Asked if it could even be beneficial to have the support of a party that might be more closely aligned with the Labour Māori caucus on certain issues than Labour as a whole, Jackson said that was not the case.
“They always go for perfection. I go for what’s possible. I don’t need Maori Party MPs to show me the way in terms of what’s right.
“But if that were to happen, there’s no problem working with them because we’ve worked with both of them in the past.”
In 2017 Te Pāti Māori - then the Māori Party - was coming off nine years, three political terms, working in a coalition government with the National Party.
It was a deal the party said was out of necessity, to ensure Māori got anything at all from the political system.

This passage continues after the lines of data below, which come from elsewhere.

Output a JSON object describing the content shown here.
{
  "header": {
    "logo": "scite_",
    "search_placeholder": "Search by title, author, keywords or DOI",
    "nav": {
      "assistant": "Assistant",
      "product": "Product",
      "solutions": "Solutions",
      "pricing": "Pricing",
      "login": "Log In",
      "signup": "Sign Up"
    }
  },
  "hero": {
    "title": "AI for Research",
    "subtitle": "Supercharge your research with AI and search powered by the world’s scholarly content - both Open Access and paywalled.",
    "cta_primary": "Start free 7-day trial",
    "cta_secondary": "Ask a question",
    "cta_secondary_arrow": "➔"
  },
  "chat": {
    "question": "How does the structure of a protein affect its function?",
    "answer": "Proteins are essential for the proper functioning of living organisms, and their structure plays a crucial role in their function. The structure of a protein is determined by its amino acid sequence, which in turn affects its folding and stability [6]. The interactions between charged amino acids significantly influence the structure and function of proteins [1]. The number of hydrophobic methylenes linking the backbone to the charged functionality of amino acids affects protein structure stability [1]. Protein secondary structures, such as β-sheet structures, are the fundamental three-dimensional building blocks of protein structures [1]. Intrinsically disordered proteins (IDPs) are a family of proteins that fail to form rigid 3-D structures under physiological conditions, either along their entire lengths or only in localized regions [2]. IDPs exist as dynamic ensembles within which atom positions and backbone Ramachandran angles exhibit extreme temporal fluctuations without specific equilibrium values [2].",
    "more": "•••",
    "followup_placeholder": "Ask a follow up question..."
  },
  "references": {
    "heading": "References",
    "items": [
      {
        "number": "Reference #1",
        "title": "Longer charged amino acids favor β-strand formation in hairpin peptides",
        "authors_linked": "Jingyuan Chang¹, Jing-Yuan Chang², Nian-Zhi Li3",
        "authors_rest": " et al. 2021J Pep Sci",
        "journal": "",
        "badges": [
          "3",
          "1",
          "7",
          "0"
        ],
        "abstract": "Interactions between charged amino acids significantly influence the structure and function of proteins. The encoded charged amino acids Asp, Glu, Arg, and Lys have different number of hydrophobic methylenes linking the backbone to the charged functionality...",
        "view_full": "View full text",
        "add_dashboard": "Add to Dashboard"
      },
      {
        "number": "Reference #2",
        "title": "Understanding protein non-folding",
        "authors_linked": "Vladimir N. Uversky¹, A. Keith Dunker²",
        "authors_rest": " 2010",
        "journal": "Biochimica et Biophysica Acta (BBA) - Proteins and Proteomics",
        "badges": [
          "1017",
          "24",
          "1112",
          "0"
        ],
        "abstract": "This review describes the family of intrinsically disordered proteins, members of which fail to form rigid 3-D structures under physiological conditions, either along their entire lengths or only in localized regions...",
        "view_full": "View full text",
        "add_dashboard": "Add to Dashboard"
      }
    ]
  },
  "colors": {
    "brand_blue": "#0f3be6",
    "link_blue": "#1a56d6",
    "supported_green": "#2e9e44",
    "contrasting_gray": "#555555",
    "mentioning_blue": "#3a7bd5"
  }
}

But it also saw the party accused of supporting policies detrimental to Māori, despite achievements such as Whānau Ora and progress on Treaty settlements.
Labour sought to exploit these concerns with voters, and thus emerged a bitter 2017 election campaign and it taking its Māori seat MPs off the main list.

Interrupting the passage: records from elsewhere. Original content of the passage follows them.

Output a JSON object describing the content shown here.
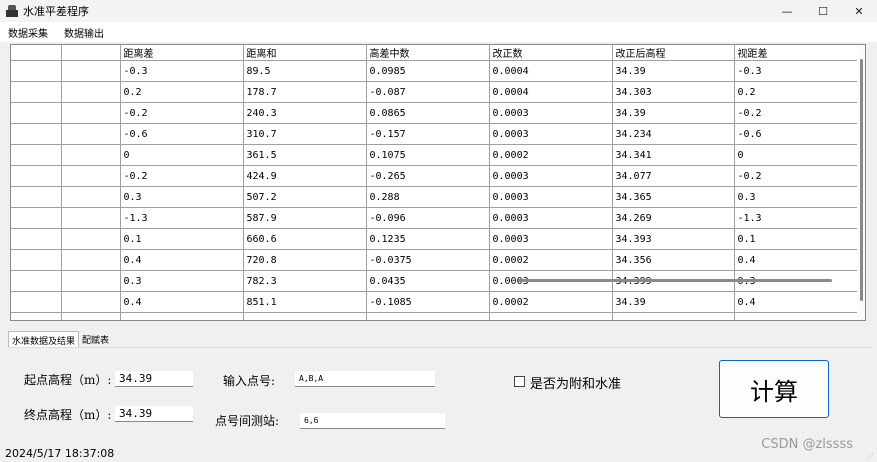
{
  "window": {
    "title": "水准平差程序",
    "buttons": [
      "—",
      "☐",
      "✕"
    ]
  },
  "menu": [
    "数据采集",
    "数据输出"
  ],
  "grid": {
    "columns": [
      "",
      "",
      "距离差",
      "距离和",
      "高差中数",
      "改正数",
      "改正后高程",
      "视距差"
    ],
    "rows": [
      [
        "",
        "",
        "-0.3",
        "89.5",
        "0.0985",
        "0.0004",
        "34.39",
        "-0.3"
      ],
      [
        "",
        "",
        "0.2",
        "178.7",
        "-0.087",
        "0.0004",
        "34.303",
        "0.2"
      ],
      [
        "",
        "",
        "-0.2",
        "240.3",
        "0.0865",
        "0.0003",
        "34.39",
        "-0.2"
      ],
      [
        "",
        "",
        "-0.6",
        "310.7",
        "-0.157",
        "0.0003",
        "34.234",
        "-0.6"
      ],
      [
        "",
        "",
        "0",
        "361.5",
        "0.1075",
        "0.0002",
        "34.341",
        "0"
      ],
      [
        "",
        "",
        "-0.2",
        "424.9",
        "-0.265",
        "0.0003",
        "34.077",
        "-0.2"
      ],
      [
        "",
        "",
        "0.3",
        "507.2",
        "0.288",
        "0.0003",
        "34.365",
        "0.3"
      ],
      [
        "",
        "",
        "-1.3",
        "587.9",
        "-0.096",
        "0.0003",
        "34.269",
        "-1.3"
      ],
      [
        "",
        "",
        "0.1",
        "660.6",
        "0.1235",
        "0.0003",
        "34.393",
        "0.1"
      ],
      [
        "",
        "",
        "0.4",
        "720.8",
        "-0.0375",
        "0.0002",
        "34.356",
        "0.4"
      ],
      [
        "",
        "",
        "0.3",
        "782.3",
        "0.0435",
        "0.0003",
        "34.399",
        "0.3"
      ],
      [
        "",
        "",
        "0.4",
        "851.1",
        "-0.1085",
        "0.0002",
        "34.39",
        "0.4"
      ],
      [
        "",
        "",
        "",
        "",
        "",
        "",
        "",
        ""
      ]
    ]
  },
  "tabs": [
    "水准数据及结果",
    "配赋表"
  ],
  "form": {
    "start_label": "起点高程（m）:",
    "start_value": "34.39",
    "end_label": "终点高程（m）:",
    "end_value": "34.39",
    "points_label": "输入点号:",
    "points_value": "A,B,A",
    "stations_label": "点号间测站:",
    "stations_value": "6,6",
    "checkbox_label": "是否为附和水准",
    "compute_button": "计算"
  },
  "status": {
    "datetime": "2024/5/17 18:37:08"
  },
  "watermark": "CSDN @zlssss"
}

But now, Jackson said the “environment has changed”.
Jackson said currently the view was for MPs to go on the list and run for the seat, but this could change.
“There are a few different views in the Māori caucus. The general rule is to stay on the list, but we are tossing around the idea.”
The three “marginal” seats Te Pāti Māori is targeting
Jackson said he accepted Waiariki would be a difficult seat for Labour to win back, with Te Tai Hauāuru and Tāmaki Makaurau both also “marginal”.
“We’re probably an outside chance in Waiariki,” Jackson said.
Waititi won the seat in 2020 by just over 800 votes from Coffey - who recently announced he was retiring - and looked likely to have increased his popularity since.
Jackson said they would be announcing a “very promising” candidate there, potentially in the next week.
“They will have their work cut out, but you have to remember Waiariki still has a very strong Labour base.”
In Te Tai Hauāuru, Labour has picked Soraya Peke-Mason, who, like Rurawhe, is part of the Rātana Church, which makes up a large and influential part of the electorate. In 2020, Ngarewa-Packer lost to Rurawhe by just 1053 votes.
“People will say Debbie is the favourite, but Soraya is a very, very strong candidate,” Jackson said.
Peke-Mason, while a new candidate, retained the same organising team as Rurawhe, Jackson said.
The National Party is also poised to enter the race for Te Tai Hauāuru, with Harete Hipango seeking to become its candidate - the party’s first in a Māori electorate since 2002 and with more expected.
Jackson said he supported National doing so.
“Whether we like it or not, there is a conservative Māori vote. They should have the choice.
“I think it shows respect for the kaupapa.”
There is also a chance for Te Pāti Māori in Tāmaki Makaurau, another closely fought seat in 2020 when Labour’s Peeni Henare pipped John Tamihere by just 927 votes.
Henare is intending to run there again, and this time will face Manurewa Marae CEO Natasha Kemp instead of Tamihere.
“It is a marginal seat if you go by those  numbers but, and no disrespect to Natasha Kemp, who I have worked with as well, but if he held off JT, I think he can do it again,” Jackson said.
Te Pāti Māori president John Tamihere said they were looking to do “a lot better than 2020″.
That was down to the work of their two current MPs and the fact the “red wave” of 2020 would not be repeated.
“We are looking at about four to five seats, we are pretty confident about that.”
Tamihere said they were also looking at announcing candidates in some of the general seats with high Māori populations.